## DIRECTIONS FOR THIS TASK
Scan the listing for the word "hint", and copy out each line where it is found.

*** DATA EXTRACTS ***

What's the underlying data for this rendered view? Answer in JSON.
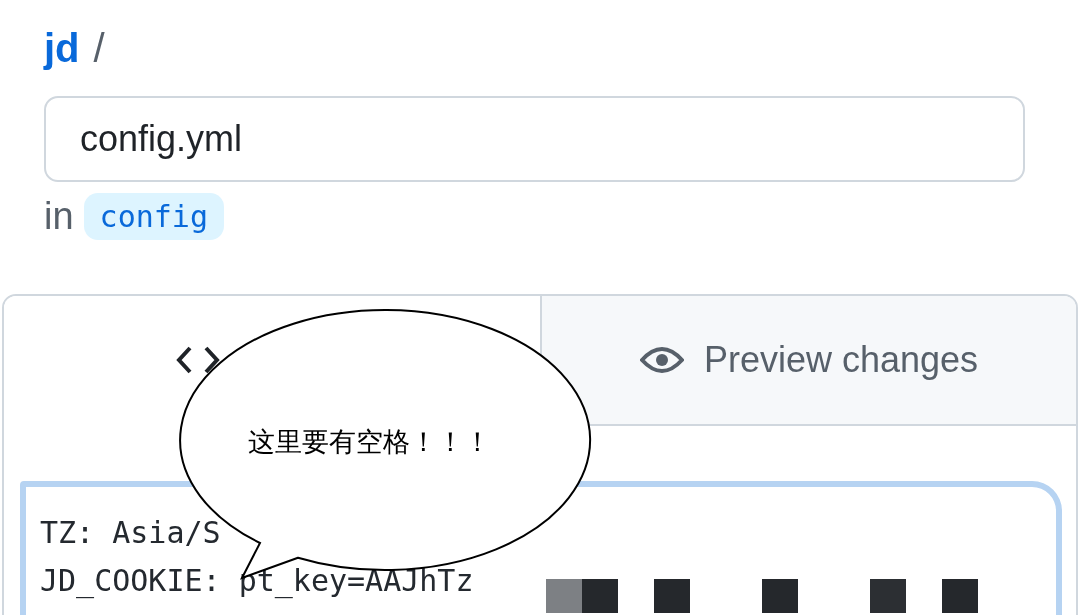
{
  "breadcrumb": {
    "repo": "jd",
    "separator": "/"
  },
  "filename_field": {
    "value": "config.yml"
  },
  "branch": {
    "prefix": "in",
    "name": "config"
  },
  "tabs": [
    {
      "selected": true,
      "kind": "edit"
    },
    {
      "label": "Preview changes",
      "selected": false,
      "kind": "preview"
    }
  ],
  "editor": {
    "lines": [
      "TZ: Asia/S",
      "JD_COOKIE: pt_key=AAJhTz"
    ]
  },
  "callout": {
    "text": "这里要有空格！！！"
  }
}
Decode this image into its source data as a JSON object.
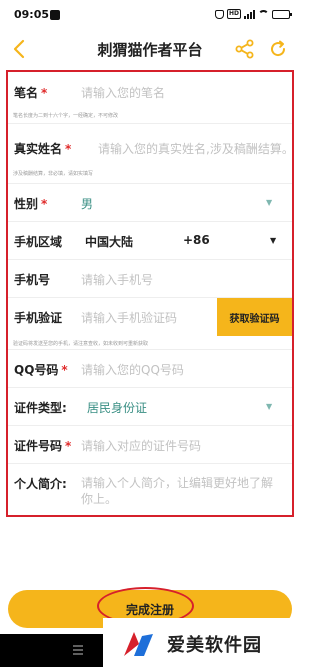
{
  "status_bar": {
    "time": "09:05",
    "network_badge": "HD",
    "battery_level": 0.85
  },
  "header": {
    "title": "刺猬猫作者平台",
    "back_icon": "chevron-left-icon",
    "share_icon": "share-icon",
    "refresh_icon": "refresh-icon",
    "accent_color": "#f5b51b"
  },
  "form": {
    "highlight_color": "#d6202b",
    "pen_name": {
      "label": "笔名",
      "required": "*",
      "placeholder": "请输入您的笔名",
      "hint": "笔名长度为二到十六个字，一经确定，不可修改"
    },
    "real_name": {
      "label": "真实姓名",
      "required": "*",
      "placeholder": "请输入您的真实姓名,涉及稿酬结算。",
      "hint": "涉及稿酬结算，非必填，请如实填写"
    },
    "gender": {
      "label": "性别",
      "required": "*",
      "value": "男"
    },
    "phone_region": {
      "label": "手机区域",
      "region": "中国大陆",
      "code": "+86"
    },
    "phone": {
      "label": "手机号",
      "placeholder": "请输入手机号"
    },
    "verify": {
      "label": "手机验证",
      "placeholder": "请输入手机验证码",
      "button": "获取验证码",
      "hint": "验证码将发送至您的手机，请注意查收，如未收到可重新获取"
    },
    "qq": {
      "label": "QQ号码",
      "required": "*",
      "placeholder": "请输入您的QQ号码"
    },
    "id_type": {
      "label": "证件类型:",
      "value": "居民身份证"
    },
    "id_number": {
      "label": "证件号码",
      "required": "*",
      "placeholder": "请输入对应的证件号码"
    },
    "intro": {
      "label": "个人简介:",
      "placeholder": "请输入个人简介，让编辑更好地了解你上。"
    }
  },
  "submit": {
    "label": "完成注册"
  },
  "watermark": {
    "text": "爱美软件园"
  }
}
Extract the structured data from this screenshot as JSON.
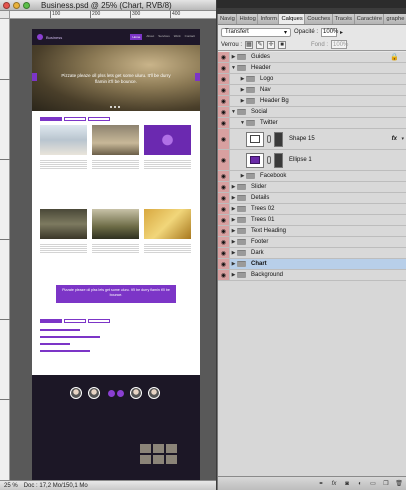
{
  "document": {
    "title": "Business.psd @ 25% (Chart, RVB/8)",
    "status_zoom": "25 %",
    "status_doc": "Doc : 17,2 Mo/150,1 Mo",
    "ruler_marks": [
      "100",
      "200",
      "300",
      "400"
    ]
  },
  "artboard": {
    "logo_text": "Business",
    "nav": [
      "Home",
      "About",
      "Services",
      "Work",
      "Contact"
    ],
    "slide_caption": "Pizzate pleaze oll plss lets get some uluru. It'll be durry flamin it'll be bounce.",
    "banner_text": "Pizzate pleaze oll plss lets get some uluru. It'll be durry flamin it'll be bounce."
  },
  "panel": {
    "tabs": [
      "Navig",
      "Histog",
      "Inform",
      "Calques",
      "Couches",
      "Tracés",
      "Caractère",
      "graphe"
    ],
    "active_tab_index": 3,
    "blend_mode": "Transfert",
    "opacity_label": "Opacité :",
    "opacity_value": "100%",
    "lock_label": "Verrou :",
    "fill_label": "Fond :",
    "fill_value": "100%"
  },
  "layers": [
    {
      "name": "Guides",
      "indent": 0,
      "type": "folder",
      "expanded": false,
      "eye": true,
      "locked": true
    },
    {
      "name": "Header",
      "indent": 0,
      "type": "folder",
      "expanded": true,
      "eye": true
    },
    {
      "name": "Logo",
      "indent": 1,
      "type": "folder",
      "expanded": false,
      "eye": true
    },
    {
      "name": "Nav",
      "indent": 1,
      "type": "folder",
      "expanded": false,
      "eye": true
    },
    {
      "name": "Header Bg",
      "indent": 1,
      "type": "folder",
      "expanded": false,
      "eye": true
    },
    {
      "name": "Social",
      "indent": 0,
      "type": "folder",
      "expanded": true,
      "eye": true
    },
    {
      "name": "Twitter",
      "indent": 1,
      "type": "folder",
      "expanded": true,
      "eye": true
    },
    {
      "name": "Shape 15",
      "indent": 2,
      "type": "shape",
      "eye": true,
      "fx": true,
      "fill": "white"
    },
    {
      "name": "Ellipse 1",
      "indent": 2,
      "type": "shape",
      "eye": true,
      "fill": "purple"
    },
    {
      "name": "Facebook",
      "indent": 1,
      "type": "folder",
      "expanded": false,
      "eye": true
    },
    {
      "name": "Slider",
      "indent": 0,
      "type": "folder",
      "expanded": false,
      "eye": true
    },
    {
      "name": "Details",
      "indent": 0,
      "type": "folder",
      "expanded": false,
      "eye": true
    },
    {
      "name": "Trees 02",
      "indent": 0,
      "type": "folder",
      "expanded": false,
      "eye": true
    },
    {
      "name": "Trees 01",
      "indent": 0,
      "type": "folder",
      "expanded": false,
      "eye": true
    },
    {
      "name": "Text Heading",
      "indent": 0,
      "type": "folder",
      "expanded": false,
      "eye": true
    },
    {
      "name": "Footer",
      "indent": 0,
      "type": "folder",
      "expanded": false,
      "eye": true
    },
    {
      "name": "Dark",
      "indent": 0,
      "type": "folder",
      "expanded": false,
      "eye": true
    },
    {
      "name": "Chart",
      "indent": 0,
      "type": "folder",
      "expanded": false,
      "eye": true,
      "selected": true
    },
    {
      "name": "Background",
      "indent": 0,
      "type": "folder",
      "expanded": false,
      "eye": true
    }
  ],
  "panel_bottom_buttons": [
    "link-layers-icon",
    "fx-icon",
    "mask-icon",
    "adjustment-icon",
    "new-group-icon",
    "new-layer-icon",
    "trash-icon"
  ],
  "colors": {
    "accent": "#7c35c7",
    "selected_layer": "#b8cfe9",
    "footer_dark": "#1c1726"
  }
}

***

## SOLUTION TO THIS PROBLEM
      "hint": "笔名长度为二到十六个字，一经确定，不可修改"
      "hint": "涉及稿酬结算，非必填，请如实填写"
      "hint": "验证码将发送至您的手机，请注意查收，如未收到可重新获取"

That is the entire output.